Now that I have landed, it is my goal to contribute to the music and arts community of Austin.  I plan to do this in two ways: as a psychologist and as a musician.  I have a good deal of experience to draw from in helping others.  Through nearly 20 years of clinical work, I have learned a great deal about assisting others with their psychological difficulties, guiding them through difficult times, and fostering their personal growth.   I must say, though, that I always felt a certain kinship and affinity with the artists and creative individuals I treated.  I discovered that I seemed to click and be more helpful to like-minded people—namely, half-crazed musicians and artists like myself.  

Of course, what also drew me to Austin was the music.  Specifically, the fire and intensity of Texas blues, as embodied by Stevie Ray Vaughan, Freddie King, Albert Collins, T-Bone Walker, Johnny Winter, Chris Whitley, and others.  The fiery passion of each of these artists burned a hole clear through the Texas landscape that still exists today.  And if you play in the right way, with the right mind, you can enter that space and feel what they felt, and know what it is to be truly alive.  

Professionally, I received a doctorate in clinical psychology from Chestnut Hill College in Philadelphia.  My doctoral dissertation, a theoretical monograph titled, “Light in the Darkness: An Asset Model of Depression,” viewed depression in a new light, as an experience capable of transforming the sufferer and bestowing creative gifts of unusual imaginative power and sublime beauty.  In researching and writing deeply about depression, I had unknowingly studied the creative mind.

I have found that some of the most creative minds that ever existed were plagued by depression and severe mood instability—artists such as William Blake, Vincent van Gogh, Gustav Mahler, Edgar Allan Poe, Tennessee Williams, Virginia Woolf, Charles Mingus, Charlie Parker, and Sylvia Plath—to name just a few.  I discovered in my research that agonizing depression and extreme fluctuations of mood can enhance powers of the imagination and lead to wellsprings of creativity which the unafflicted will never know.  I also discovered that from ancient times the most effective treatment for easing the suffering of this complex condition was music.  

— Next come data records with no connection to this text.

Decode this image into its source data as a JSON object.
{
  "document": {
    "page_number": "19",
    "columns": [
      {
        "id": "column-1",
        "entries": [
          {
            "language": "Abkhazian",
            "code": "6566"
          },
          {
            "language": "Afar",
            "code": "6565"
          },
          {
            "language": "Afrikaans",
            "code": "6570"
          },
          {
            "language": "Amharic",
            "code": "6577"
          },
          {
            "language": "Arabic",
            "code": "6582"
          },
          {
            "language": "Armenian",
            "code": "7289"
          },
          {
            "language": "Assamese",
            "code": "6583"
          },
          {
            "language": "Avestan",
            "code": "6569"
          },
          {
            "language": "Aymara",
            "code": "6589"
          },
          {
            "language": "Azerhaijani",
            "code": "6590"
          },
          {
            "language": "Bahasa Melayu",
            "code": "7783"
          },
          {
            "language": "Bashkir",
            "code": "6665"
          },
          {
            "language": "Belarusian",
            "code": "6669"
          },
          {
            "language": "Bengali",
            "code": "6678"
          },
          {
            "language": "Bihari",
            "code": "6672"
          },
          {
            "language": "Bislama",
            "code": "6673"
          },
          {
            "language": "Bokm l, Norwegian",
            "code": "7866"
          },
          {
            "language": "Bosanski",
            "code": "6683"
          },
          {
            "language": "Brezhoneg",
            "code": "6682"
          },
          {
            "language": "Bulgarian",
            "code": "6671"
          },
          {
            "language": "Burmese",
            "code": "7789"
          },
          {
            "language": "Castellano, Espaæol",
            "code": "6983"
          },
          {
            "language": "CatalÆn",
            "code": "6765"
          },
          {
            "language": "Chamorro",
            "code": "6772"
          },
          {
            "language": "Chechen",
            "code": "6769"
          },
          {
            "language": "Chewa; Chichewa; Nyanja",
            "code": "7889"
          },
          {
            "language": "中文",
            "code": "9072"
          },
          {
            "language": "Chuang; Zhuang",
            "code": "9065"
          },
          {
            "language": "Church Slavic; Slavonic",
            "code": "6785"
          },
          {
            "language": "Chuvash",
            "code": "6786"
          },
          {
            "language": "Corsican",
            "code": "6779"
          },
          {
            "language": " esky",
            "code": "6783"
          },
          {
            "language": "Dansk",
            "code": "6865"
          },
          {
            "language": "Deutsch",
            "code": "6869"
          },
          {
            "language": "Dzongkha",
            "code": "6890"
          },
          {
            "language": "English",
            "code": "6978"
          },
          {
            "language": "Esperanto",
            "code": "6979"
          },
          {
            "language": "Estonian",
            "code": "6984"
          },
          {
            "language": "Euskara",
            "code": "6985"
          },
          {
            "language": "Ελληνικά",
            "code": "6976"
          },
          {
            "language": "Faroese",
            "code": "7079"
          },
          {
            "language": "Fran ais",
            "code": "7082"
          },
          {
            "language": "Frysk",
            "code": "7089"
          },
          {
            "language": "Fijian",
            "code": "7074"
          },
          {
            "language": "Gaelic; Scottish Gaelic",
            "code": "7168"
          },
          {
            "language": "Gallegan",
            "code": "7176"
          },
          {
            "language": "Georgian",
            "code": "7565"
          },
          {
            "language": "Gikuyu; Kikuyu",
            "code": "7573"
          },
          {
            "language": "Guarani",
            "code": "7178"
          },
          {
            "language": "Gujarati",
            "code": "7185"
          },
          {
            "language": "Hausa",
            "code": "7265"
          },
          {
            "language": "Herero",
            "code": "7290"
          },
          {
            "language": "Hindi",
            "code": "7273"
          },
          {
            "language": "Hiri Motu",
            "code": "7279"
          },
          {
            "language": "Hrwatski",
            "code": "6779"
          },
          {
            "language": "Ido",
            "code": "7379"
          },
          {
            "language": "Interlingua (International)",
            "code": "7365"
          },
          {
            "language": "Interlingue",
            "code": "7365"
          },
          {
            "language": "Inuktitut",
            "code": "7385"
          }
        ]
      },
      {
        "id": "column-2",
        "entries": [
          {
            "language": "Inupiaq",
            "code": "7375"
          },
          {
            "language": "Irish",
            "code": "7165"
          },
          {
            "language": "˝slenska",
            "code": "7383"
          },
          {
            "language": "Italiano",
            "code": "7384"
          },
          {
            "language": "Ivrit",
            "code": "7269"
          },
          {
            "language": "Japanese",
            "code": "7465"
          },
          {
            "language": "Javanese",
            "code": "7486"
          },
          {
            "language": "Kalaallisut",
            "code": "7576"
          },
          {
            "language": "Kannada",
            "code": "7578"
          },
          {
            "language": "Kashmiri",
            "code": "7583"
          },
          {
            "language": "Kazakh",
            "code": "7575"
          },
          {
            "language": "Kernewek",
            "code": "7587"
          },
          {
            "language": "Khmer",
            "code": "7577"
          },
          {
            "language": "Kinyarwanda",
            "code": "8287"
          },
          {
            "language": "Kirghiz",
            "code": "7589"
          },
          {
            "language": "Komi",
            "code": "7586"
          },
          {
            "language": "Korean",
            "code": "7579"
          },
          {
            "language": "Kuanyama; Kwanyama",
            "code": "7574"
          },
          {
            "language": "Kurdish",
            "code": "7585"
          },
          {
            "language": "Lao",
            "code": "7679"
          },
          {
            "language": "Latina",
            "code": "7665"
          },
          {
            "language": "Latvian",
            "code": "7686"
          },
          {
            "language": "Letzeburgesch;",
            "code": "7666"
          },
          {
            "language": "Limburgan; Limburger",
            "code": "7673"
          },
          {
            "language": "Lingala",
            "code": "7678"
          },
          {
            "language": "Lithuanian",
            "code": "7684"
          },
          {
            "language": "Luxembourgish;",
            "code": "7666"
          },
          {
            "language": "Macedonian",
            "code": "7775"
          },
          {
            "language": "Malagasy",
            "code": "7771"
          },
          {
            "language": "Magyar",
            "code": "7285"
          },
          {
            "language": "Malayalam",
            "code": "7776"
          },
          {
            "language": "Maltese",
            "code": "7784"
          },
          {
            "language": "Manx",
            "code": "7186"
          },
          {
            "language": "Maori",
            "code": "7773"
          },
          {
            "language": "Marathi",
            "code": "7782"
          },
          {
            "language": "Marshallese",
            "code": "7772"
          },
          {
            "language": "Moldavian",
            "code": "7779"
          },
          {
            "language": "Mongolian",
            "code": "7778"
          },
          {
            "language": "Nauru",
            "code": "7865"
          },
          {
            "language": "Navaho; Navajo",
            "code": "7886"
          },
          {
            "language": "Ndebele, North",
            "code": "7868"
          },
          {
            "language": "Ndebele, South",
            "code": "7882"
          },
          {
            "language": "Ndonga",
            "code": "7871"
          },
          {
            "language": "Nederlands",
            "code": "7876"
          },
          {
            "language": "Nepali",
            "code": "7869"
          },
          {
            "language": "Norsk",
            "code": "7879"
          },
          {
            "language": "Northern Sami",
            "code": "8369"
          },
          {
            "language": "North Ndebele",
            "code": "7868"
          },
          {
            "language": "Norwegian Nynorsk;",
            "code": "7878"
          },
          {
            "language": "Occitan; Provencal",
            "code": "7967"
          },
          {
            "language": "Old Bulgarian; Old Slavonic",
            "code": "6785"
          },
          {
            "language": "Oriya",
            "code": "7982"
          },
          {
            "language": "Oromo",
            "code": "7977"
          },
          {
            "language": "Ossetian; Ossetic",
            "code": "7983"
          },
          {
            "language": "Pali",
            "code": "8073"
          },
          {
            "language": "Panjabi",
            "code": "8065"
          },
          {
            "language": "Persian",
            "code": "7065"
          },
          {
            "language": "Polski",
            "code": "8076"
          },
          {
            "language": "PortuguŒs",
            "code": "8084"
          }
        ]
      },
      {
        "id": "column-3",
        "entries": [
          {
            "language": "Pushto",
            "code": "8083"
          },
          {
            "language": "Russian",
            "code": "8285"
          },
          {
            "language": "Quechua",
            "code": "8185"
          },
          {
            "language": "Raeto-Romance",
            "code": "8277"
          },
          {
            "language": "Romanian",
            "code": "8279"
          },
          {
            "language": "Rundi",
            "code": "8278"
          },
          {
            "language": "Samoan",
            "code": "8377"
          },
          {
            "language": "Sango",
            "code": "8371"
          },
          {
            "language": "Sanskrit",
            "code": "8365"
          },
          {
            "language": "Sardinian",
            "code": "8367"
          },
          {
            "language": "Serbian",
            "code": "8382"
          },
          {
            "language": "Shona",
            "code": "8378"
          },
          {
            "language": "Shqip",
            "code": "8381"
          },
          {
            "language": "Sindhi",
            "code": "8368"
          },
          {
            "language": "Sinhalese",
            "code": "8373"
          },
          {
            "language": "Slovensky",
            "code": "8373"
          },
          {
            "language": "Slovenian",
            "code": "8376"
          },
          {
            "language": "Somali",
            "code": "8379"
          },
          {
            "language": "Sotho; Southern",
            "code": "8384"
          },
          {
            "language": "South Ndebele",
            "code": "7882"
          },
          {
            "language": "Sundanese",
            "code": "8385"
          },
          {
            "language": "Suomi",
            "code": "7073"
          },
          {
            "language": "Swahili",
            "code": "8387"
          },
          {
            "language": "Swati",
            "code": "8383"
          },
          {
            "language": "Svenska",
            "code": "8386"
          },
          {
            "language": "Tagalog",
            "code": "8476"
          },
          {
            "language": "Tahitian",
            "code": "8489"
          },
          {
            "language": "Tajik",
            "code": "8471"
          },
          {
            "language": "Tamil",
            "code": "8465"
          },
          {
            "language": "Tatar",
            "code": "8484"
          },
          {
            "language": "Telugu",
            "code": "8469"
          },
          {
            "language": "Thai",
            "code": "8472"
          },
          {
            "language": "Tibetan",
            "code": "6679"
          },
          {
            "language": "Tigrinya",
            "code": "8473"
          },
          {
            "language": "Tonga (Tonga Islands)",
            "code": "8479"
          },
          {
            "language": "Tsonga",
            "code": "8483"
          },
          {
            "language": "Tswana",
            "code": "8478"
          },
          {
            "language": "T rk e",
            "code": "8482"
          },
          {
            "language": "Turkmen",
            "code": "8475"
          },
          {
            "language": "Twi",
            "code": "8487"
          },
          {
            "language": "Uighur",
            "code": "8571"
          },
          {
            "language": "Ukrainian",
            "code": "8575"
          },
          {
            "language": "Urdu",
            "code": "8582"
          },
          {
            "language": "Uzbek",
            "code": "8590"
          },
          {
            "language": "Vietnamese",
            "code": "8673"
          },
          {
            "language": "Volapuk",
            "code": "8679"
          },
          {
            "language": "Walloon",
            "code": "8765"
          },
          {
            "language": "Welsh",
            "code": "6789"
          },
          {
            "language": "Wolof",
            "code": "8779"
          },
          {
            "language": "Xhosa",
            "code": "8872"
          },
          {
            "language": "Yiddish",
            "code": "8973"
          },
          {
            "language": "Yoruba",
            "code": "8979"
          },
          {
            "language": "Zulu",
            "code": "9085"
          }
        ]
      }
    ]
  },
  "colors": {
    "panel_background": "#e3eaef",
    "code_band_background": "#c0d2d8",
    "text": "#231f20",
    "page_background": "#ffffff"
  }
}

My own direct knowledge and examination of the creative process through 35 years of work as a writer, musician, photographer, and filmmaker has also provided an invaluable tool in understanding how creativity works, where it comes from, what promotes and inhibits it.  I have learned how “trying” is often counterproductive, and how “not-trying” or letting things arise naturally of their own accord, often yields the best results.  When you really get down to it, as an artist you are a channeler, and things pass through you.  You are a gateway.  You have been selected as a conduit for this particular expression and your job is to get out of the way.  You don’t necessarily seek things out.  But that doesn’t mean you don’t work, just sitting there passively.  Yes, you work.  You can’t be a channeler unless you’re tapped in, and you can’t tap in until you’ve reached some place that  you’ve worked or strove for.  You must work hard.  As the German artist  Albrecht Dürer once famously wrote, “Art without practice remains hidden.” 

-- Dr. D L Shaw